Al Jazeera uncovered a "black jail" in April, but the Chinese government flatly denies their existence.

Petitioners protest

At a protest on Monday in a park in Beijing, many of the petitioners told AP Television that they had been detained in "black jails".

"The biggest problem is... detainees are subjected to abuses ranging from sexual violence, physical violence, denial of food, sleep and medical treatment, as well as theft and extortion"

Phelim Kine, HRW researcher

Yang Qiuyu, a petitioner for housing rights, alleged petitioners have been "beaten" or "locked in mental institutions".

Zhang Tianhui, a petitioner from Chengdu, said she had been detained illegally for more than "five months" in a "black jail".

"So we came to Beijing to petition, and they put us in a black jail for more than five months," Zhang said.

The report also comes days before Barack Obama, the US president, is scheduled to visit China. Obama told the Reuters news agency he will press China on human rights during his four-day visit starting Sunday.

"I think it shows a lot about the Chinese government not necessarily being interested in defending the downtrodden or upholding domestic or international obligations," Sophie Richardson, who oversees HRW work on China, said in Hong Kong.
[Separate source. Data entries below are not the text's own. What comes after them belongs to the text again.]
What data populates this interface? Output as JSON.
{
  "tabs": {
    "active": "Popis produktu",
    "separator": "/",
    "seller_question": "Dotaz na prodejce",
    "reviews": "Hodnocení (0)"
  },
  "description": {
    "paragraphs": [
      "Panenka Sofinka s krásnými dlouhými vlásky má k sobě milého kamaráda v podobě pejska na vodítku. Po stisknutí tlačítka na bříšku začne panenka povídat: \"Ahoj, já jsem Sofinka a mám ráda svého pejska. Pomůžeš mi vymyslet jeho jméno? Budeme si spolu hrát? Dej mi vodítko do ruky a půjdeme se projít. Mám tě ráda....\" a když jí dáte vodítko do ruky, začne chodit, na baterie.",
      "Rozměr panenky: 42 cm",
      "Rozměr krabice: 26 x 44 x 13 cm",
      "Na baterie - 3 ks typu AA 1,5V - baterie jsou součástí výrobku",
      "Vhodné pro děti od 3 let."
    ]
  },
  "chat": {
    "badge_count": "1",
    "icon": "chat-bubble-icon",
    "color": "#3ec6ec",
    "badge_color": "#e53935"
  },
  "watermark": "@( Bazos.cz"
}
"I think the Obama administration is being tested, it's the first visit to Beijing and I think they're [China] pushing back hard to see just how far they can get, to keep cranking the human rights bar lower, and lower and lower."

Lucrative industry

According to the HRW report, the "black jails" were driven by coercion and commerce, with officials and hired guards holding petitioners in squalid, sometimes brutal confinement without legal oversight, often in return for cash.

The petitioners were allegedly held for days or months at a time in makeshift detention centres where most were deprived adequate food and sleep, beaten and threatened.

Al Jazeera uncovered a 'black jail' in April but the government flatly denied its existence
HRW said police in Beijing and other cities are aware of "black jails" but ignore them because they keep potentially troublesome petitioners away from cities, and have in some cases even "directly assisted black jail operators".

It has urged the Chinese government to abolish the secretive facilities and investigate those who operate them.

The HRW report also cites an alleged internal government directive given to authorities in Shimen, a county in south China's Hunan province, in 2007 about a point system for local officials who bring back petitioners from Beijing.

Officials typically pay "black jails" between $22 to $44 per day to hold petitioners until they can be picked up and returned home, it said, and estimates that up to 10,000 people are detained per year, including some people who are detained on multiple occasions.

Phelim Kine, a researcher with HRW, said "black jails" were found all over China.

"Obviously the biggest problem is that in these secret, unlawful detention centres, detainees are subjected to abuses ranging from sexual violence, physical violence, denial of food, sleep and medical treatment, as well as theft and extortion."